Exercise description -> Only the lines that include "Soyabean" should be copied from the data below.

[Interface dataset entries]

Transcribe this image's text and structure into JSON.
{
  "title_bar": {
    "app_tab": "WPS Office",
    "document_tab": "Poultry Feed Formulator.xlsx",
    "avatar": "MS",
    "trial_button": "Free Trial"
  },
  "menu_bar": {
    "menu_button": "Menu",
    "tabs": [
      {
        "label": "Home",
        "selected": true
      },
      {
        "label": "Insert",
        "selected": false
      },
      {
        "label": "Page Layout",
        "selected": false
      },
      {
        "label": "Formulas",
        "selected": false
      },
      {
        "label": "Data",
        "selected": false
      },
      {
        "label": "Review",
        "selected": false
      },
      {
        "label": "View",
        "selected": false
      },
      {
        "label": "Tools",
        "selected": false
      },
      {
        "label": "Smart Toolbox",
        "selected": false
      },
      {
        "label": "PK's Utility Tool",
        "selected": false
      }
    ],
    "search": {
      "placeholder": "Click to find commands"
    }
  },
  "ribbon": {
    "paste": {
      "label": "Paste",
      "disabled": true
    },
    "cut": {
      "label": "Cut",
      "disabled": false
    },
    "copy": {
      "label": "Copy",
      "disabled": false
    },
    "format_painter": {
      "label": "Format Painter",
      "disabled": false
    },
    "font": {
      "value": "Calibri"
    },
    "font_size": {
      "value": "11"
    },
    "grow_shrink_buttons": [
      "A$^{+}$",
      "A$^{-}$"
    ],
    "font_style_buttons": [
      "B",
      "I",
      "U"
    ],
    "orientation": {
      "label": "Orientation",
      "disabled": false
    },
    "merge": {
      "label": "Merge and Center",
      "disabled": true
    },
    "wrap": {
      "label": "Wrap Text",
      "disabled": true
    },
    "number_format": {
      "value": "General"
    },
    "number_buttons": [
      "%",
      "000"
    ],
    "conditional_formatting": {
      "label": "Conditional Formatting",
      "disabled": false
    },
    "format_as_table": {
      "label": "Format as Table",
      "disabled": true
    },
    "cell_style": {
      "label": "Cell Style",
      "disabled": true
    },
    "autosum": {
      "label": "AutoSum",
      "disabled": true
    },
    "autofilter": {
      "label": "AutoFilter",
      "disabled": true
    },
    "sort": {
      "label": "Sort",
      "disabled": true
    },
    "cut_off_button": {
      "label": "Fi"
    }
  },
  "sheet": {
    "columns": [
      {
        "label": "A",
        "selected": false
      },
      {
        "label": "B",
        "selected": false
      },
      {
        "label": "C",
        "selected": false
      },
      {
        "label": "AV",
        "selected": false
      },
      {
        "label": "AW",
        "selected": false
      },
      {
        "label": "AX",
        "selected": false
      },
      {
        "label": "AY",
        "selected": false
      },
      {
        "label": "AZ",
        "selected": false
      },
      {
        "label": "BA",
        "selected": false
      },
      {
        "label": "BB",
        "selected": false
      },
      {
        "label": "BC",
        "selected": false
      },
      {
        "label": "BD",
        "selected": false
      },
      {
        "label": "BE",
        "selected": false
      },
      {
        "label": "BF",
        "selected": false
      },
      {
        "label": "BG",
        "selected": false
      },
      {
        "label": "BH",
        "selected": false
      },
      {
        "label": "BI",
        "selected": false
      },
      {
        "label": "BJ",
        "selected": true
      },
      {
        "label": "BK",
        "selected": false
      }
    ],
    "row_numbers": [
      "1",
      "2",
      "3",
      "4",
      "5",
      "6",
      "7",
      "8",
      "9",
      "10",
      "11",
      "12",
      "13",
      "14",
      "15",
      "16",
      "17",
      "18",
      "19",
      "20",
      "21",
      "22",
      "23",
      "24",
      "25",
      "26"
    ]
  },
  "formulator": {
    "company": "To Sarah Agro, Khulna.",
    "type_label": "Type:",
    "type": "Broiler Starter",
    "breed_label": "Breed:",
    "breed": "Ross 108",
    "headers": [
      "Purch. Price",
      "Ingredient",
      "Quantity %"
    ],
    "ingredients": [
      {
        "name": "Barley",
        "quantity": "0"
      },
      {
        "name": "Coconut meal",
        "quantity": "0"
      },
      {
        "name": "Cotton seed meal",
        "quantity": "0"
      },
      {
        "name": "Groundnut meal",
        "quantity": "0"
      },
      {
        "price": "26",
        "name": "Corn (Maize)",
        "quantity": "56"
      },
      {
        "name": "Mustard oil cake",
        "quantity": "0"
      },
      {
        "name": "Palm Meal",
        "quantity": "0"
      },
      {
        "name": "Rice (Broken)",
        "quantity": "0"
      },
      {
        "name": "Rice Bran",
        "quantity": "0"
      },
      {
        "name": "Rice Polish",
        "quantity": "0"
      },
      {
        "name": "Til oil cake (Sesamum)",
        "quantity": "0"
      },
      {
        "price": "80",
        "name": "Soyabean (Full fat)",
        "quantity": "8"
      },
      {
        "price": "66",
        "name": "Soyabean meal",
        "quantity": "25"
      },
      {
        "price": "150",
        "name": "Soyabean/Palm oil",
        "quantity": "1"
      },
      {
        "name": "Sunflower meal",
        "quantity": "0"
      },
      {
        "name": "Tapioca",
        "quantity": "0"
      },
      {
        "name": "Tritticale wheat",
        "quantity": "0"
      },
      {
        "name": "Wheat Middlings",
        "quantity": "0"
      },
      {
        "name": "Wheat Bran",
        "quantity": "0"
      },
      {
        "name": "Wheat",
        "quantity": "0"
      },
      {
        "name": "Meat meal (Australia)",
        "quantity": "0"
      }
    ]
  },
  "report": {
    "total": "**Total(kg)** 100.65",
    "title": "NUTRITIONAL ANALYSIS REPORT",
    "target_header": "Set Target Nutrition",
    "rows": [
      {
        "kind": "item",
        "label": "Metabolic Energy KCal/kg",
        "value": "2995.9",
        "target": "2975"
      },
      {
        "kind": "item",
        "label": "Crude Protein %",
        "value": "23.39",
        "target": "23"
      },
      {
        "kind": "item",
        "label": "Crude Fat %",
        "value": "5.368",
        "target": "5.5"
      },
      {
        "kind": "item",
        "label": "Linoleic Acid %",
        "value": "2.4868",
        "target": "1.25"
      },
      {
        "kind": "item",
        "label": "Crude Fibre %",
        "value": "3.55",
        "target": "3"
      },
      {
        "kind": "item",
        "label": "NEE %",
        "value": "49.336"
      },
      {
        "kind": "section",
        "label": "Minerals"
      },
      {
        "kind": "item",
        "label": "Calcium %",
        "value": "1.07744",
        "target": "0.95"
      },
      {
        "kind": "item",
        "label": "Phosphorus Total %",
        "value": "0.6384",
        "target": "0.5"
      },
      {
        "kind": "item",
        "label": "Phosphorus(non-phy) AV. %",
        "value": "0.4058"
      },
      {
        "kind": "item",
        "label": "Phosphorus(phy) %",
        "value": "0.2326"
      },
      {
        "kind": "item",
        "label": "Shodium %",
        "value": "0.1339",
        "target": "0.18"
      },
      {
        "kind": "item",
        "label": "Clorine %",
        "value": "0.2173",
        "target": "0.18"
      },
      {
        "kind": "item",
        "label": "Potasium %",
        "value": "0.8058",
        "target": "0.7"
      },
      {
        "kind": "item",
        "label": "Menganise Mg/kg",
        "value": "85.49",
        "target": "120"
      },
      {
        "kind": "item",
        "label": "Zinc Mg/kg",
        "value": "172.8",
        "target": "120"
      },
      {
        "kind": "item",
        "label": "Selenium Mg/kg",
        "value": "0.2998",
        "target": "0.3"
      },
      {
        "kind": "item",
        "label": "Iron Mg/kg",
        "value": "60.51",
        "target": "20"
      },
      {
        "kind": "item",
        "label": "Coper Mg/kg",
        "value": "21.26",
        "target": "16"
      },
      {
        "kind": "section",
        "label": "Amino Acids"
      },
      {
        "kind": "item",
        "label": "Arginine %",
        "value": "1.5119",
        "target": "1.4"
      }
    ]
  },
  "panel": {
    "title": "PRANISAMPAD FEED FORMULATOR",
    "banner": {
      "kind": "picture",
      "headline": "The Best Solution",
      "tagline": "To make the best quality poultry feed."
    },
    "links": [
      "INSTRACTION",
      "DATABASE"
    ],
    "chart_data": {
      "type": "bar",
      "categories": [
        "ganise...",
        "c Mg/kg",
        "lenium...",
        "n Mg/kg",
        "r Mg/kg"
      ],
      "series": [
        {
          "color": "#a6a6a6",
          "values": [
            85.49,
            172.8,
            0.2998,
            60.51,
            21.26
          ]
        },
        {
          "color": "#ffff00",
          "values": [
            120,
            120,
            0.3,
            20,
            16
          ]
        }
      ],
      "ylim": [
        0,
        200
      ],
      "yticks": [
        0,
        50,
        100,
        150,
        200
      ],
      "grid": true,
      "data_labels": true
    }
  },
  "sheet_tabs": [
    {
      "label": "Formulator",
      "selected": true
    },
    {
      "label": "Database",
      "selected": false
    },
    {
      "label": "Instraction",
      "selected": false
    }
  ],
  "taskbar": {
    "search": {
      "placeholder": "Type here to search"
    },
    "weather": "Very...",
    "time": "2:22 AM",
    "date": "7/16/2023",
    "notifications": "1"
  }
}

Exercise output ->
        "name": "Soyabean (Full fat)",
        "name": "Soyabean meal",
        "name": "Soyabean/Palm oil",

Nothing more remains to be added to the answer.